Most people know I love dance and am all about following your dreams, so the fact that the plot revolves around a tween orphan, Felicie, who wants to be a dancer more than anything in the world, and her best friend, Victor, who longs to be a famous inventor, and I was all in. The setting is Brittany, France, that is until the ambitious duo run away from the orphanage to Paris in hot pursuit of their dreams. Of course, their adventure is fraught with conflict and challenges, such as archenemies, wicked witch-like adult saboteurs, bad guys turned good, and even a prepubecent love interest. As if just being orphan children on the run in a huge city with nothing but the rags on their backs isn’t enough! The tactics these two employ to make their elusive dreams come true are unconventional to say the least… Some secondary characters offer both children opportunities and play a large part in making their individual pursuits possible. Some have compared the plot to “Flashdance” but have been very unkind about its weaknesses. I won’t give the ending away, but will ask that you give the movie chance. You will laugh, maybe tear up a little, and be uplifted.

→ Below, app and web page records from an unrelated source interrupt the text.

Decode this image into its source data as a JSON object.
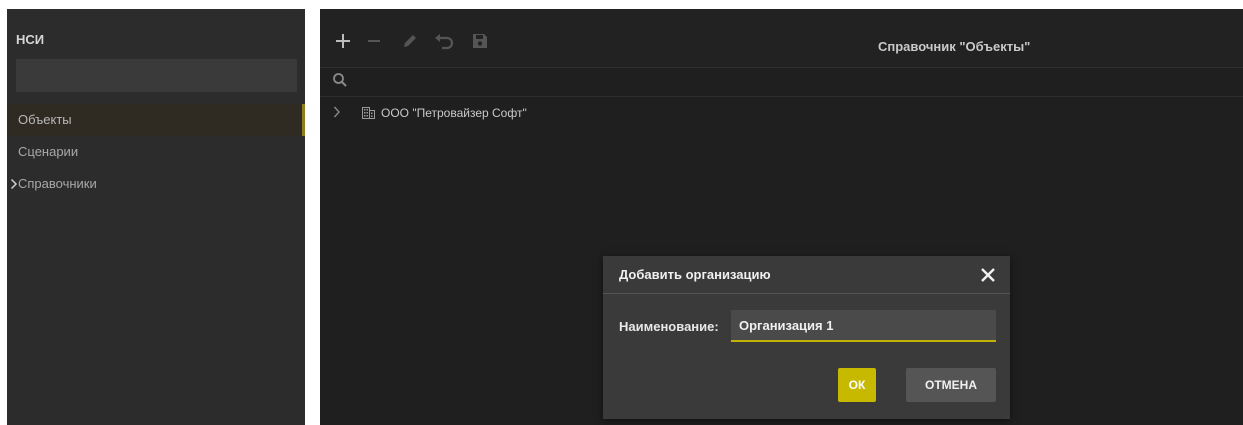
{
  "sidebar": {
    "title": "НСИ",
    "search_value": "",
    "items": [
      {
        "label": "Объекты"
      },
      {
        "label": "Сценарии"
      },
      {
        "label": "Справочники"
      }
    ]
  },
  "toolbar": {
    "title": "Справочник \"Объекты\"",
    "icons": [
      "add-icon",
      "remove-icon",
      "edit-icon",
      "undo-icon",
      "save-icon"
    ]
  },
  "tree": {
    "items": [
      {
        "label": "ООО \"Петровайзер Софт\""
      }
    ]
  },
  "dialog": {
    "title": "Добавить организацию",
    "field_label": "Наименование:",
    "field_value": "Организация 1",
    "ok_label": "ОК",
    "cancel_label": "ОТМЕНА"
  },
  "colors": {
    "accent": "#c7b900",
    "active_marker": "#8e7d1e",
    "panel": "#2c2c2c",
    "main_bg": "#1f1f1f",
    "dialog_bg": "#3a3a3a"
  }
}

This inspiring story is naive in a lighthearted, refreshing way. And by naive, I mean innocent in a truly family friendly way. From what I can tell, the critics are compairing this children’s movie to the other big name producers who pack so much adult innuendo into the movies to sell to the parents that I’ve often been embarrassed while watching with my kiddos. You know it’s bad when you’re eleven-year-old blushes and says, “Well, that was inappropriate.” Other than a little potty humor, there is none of that in this film. Instead, this little girl, on the verge of becoming a young woman, has always carried a candle for dancing in her heart, from the cradle. Literally, since a music box with a ballerina was the only thing her birth mother left there with her at the orgphanage. A postcard from a ballet academy in Paris fans the flame, and Felicie does light up the stage, something most little girls (and big ones) only dream of doing.
As a Pink Collar Savvy & Chic on Purpose Chick whose dream of my daughter loving dance didn’t come true due to divorce (it wasn’t encouraged), I’ll still support her in whatever her dreams are. She is a talented artist and has a gorgeous voice. At one point, she wanted to be the next American Idol. Sound lofty? Dreams are. But like the movie demonstrated, you’ll never know how high you can get if you don’t leap.
And you’ll never know if “Leap” deserves rotten tomatoes or is being reviewed by those sucking on lemons. Hope you’ll find out for yourself. Happy Labor Day!